(Extracted entries)
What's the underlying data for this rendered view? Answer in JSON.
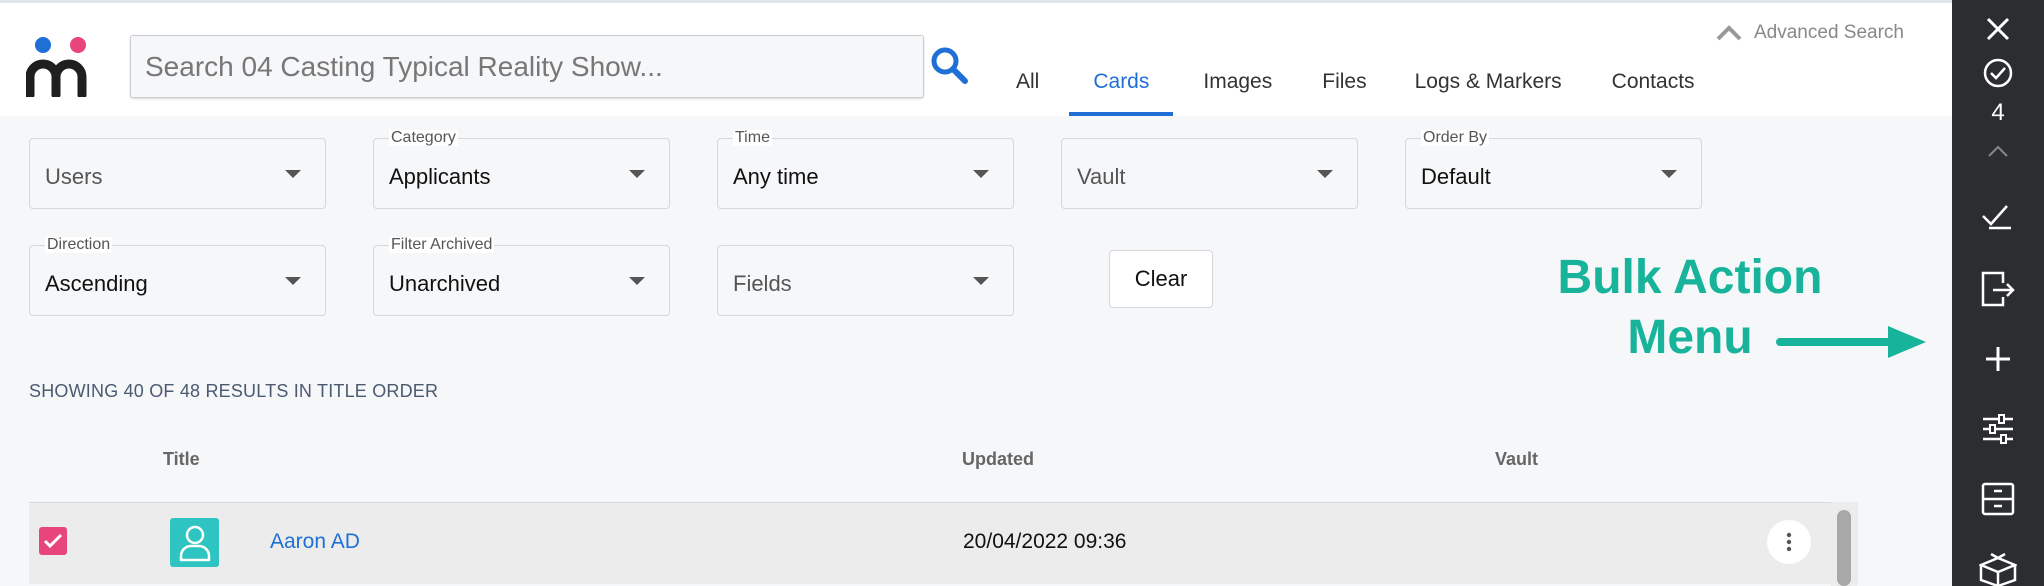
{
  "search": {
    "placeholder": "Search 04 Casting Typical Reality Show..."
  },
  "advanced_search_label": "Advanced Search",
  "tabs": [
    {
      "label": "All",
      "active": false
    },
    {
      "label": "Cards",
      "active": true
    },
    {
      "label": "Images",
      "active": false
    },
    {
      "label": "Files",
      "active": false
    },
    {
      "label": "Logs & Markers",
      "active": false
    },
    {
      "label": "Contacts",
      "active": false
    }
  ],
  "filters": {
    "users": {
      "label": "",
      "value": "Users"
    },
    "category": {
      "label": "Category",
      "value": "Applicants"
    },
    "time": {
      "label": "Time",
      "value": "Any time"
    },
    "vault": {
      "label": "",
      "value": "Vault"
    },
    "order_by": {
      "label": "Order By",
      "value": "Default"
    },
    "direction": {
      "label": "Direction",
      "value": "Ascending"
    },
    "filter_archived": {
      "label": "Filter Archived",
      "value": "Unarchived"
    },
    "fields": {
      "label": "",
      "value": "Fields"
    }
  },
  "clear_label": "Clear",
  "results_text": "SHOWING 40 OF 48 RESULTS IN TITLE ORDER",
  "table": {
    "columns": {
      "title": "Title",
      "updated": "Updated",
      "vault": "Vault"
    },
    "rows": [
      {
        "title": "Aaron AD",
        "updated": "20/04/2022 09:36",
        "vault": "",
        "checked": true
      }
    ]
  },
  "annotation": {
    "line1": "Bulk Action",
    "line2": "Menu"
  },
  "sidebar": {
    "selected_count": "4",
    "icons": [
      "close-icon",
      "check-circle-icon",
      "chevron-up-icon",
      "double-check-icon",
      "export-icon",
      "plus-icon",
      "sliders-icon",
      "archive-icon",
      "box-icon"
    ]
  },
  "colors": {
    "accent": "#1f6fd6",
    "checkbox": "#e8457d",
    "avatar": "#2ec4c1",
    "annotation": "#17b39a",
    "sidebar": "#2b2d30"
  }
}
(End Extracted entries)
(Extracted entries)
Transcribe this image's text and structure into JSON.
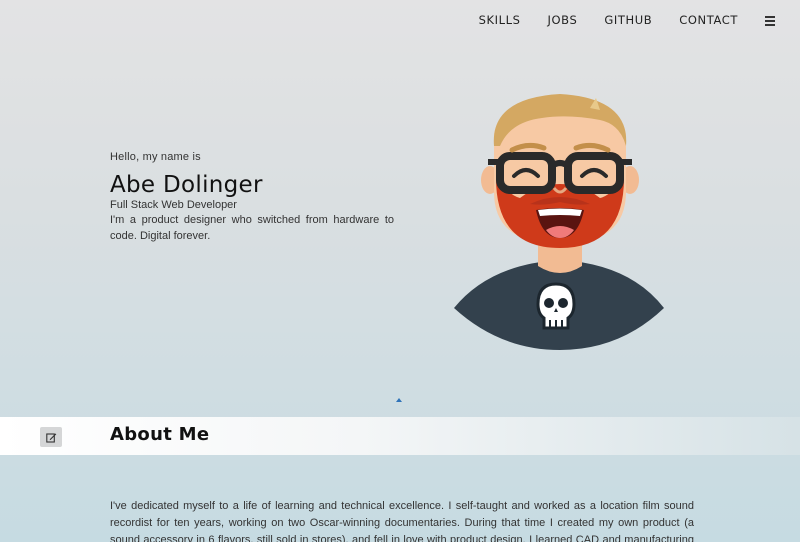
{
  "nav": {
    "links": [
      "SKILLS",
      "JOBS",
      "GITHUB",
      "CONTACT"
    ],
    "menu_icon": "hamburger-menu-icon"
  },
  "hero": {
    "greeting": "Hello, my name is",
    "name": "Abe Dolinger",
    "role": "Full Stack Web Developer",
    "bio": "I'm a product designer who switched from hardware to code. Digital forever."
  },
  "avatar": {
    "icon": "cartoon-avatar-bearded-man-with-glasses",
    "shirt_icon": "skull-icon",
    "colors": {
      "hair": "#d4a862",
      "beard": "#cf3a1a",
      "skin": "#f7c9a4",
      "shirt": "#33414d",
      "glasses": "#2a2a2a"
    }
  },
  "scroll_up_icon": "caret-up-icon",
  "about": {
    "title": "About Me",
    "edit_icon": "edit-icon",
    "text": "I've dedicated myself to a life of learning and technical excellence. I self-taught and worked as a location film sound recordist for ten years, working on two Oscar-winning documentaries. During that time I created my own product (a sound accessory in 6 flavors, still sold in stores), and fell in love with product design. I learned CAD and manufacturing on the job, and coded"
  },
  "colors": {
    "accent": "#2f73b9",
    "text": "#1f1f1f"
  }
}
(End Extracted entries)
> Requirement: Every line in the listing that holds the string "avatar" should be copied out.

> Answer box:
    "avatar": "#2ec4c1",
  "avatar": {
    "icon": "cartoon-avatar-bearded-man-with-glasses",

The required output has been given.